The movie's frequent breaking of the fourth wall wasn't new to TV (George Burns had done it for years in his 1950s sitcom), but it became an increasingly popular device after Hughes and 'Ferris' popularized it. The smart-alecky teen leads on 'The Fresh Prince of Bel-Air' and 'Malcolm in the Middle' frequently turned aside to address the viewers.
The parade scene's use of 'Danke Schoen' introduced a whole new generation to Wayne Newton, and it sent the Beatles' 23-year-old recording of 'Twist and Shout' rocketing back up the singles chart. Years later, alt-rockers Save Ferris and Rooney would take their band names from the movie.
The film's most lasting musical legacy, though, was popularizing Swiss band Yello's song "Oh Yeah." Played while the camera lingers lovingly over Cameron's dad's Ferrari, the song started popping up in other movies and TV shows and turned into a sonic cliché, quick shorthand for the on-screen introduction of a drool-worthy hot car or hot babe.
And Beyond ...
In 1990, First Lady Barbara Bush quoted Ferris's "Life moves pretty fast" epigram during a college commencement speech. (Her husband's vice president, Dan Quayle, cited 'Ferris' as his favorite movie.) Stein's "Bueller ... Bueller ..." and "Anyone? ... Anyone? ..." became popular catchphrases.

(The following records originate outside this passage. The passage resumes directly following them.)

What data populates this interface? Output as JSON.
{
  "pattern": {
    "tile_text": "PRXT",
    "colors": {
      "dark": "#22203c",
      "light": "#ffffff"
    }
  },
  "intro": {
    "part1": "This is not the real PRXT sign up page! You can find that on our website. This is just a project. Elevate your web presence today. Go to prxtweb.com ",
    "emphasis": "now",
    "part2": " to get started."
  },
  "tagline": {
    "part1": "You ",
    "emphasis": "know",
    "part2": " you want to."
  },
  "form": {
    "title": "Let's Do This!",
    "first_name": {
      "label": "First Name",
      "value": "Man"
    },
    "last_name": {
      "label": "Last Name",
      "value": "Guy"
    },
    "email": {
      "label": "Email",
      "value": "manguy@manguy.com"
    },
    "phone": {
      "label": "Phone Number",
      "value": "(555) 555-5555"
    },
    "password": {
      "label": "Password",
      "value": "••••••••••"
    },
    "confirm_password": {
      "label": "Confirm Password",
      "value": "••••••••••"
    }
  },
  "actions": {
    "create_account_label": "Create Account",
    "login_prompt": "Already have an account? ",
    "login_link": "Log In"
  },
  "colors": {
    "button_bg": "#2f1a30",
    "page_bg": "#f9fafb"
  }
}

Academics have debated what 'Ferris Bueller''s ultimate meaning is. For some, it's a relic of the Reagan '80s, a celebration of wealth, privilege and selfishness set to a drum-machine beat. And it is that, though if it were just about snobbery and solipsism, moviegoers would resent Ferris as much as Jeanie does. Yet he remains popular among people of all backgrounds. ("The sportos, the motorheads, geeks, sluts, bloods, wastoids, dweebies, dickheads -- they all adore him," says Grace. "They think he's a righteous dude.")
Why does everyone want to be Ferris, or at least befriend him? It's that urge to enjoy life's pleasures and experience freedom, as Stein has noted in the DVD commentary. That's why the film will live forever, he says. "We want to be free. We want to have a good time. We know we're not going to be able to all our lives. We know we're going to have to buckle down and work. We know we're going to have to eventually become family men and women, and have responsibilities and pay our bills. But just give us a couple of good days that we can look back on."
Follow Gary Susman on Twitter: @garysusman.